Coretrack extends Halliburton venture

07/04/2009 - 09:42


Save articles for future reference.

East Perth-based Coretrack has teamed up with two international petroleum companies, Halliburton/DBA and Baker Hughes INTEQ, to advance its "intelligent" core-drilling technology for the oil and gas industry.

Coretrack extends Halliburton venture

East Perth-based Coretrack has teamed up with two international petroleum companies, Halliburton/DBA and Baker Hughes INTEQ, to advance its "intelligent" core-drilling technology for the oil and gas industry.

In September 2007, Coretrack entered into a six-month commercial testing agreement with Halliburton for its core level indicator recorder unit.


The announcement is below:


Some of the world's leading petroleum industry companies have joined forces with an Australian drilling equipment specialist to drive the advance of a world-first "intelligent" core-drilling technology for the oil and gas industry

Coretrack Limited (ASX: CKK) said today that two major international petroleum service companies - Halliburton/DBS and Baker-Hughes/Inteq - were assisting the Company with the development of its internationally patented Core Level Recorder System (CLRS).

"Coretrack is now working closely with these major companies to design and test various aspects of the CLRS to ensure the system's compatibility with their respective coring assemblies," Coretrack Managing Director, Mr Nanne van 't Riet, said today.

"Crucial CLRS components have already been tested successfully within either operating wells or in surface tests, but with such a high temperature and high pressure environment, it is imperative that we subject all this equipment to the most rigorous conditions it is likely to encounter in the field," he said.

The CLRS system, which records and transmits detailed electronic data on core displacement within a core barrel in deep oil and gas wells, has already attracted considerable attention in Australia - winning Coretrack the Western Australian Government's Inventor of the Year (Development Category) prize in 2007.

Coretrack today announced several key milestones in the development of the CLRS, including the shipment of a mud-pulse telemetry system and customised ball drop sub from the United States to its Perth headquarters.

"The shipment of these two key components by our key supplier at APS Technology Inc. in the US represents a critical milestone in the development of the entire CLRS system," Mr van 't Riet said.

"Once the system has arrived in Perth, in about a week's time, APS staff will assist Coretrack personnel with training and initial assembly, and we will then be able to move towards final field testing."
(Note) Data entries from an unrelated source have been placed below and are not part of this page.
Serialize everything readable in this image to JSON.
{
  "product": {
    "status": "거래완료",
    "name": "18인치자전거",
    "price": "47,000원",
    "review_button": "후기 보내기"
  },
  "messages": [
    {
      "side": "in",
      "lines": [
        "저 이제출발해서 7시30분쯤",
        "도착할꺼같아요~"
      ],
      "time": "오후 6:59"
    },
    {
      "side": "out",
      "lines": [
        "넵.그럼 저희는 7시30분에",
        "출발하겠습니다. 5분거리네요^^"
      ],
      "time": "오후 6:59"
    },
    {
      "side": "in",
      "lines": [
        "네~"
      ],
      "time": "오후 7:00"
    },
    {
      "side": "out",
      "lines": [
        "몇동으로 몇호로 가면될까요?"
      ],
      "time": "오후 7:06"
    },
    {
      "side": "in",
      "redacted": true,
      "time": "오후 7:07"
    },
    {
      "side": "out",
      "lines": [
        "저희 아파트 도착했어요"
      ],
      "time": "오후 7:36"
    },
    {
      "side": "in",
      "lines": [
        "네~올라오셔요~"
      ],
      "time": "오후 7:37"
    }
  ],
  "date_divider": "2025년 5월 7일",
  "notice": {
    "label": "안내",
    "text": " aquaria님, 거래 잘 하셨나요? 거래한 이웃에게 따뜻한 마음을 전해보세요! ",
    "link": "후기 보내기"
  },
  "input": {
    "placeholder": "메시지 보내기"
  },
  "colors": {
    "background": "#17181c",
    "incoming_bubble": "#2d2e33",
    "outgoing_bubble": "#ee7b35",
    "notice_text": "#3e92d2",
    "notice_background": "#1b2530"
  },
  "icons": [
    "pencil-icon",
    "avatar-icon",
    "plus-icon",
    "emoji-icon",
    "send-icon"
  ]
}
Mr van 't Riet said that the Company had also commenced comprehensive heat and pressure testing of individual components of the CLRS, and subject to the success of these tests, would soon embark on a final field test of the core-barrel telemetry system incorporated in the CLRS.

"The initial results have been very encouraging," he said.

As well as revolutionising the way definitive and real-time information about the capture of core samples is undertaken, the CLRS technology also has the potential to significantly lower the costs involved in the coring process for the oil and gas industry.

On the right track

"We know we are on the right track as we have a number of the world's oil and gas giants keeping a very close eye on what we are doing," Mr van 't Riet said.

"Our Company has already benefited from the support received from Halliburton/DBS in the provision of designs and/or parts of physical coring assemblies to conduct initial testing and ensure compatibility of the Coretrack product with Halliburton/DBS assemblies," he said.

"We are now receiving similar support from another major international oil and gas industry service provider, Baker-Hughes/Inteq, in the provision of both technical information and equipment to facilitate a successful integration of the CLRS with Baker-Hughes/Inteq coring assemblies."

"Coretrack is entering into an extremely exciting phase of its development."

Mr van 't Riet said Coretrack has most recently been working with Chevron and Baker-Hughes (Inteq) for the provision of the CLRS on the Clio-2 well in Australia's North West Shelf.

Due to a slight advancement of the Clio-2 drilling schedule, the CLRS will not be ready in time for this particular well. However, contract negotiations will continue, to allow immediate service to Chevron upon completion of the CLRS.

Similar discussions have taken place with Halliburton/DBS and some of its international customers.

Subject to success of the upcoming heat and pressure tests as well as the telemetry well test in the MTH-4 MT Horner well located near Dongara in Western Australia, the first full system well test is likely to take place in early May 2009.

"We believe our CLR system has significant potential application within the expanding global oil and gas industry and is set to revolutionise the coring component of searching for oil and gas," Mr van 't Riet said.

"Globally, it is believed the oil and gas industry outlays in excess of A$650 million annually obtaining core samples in order to carry out reserve and production estimates," he said.

"Our technology, for which Coretrack holds both Australian and international patents, is designed to take the 'guess work' out of the coring process, provide more certainty and, importantly, reduce costs for the oil and gas industry.


Subscription Options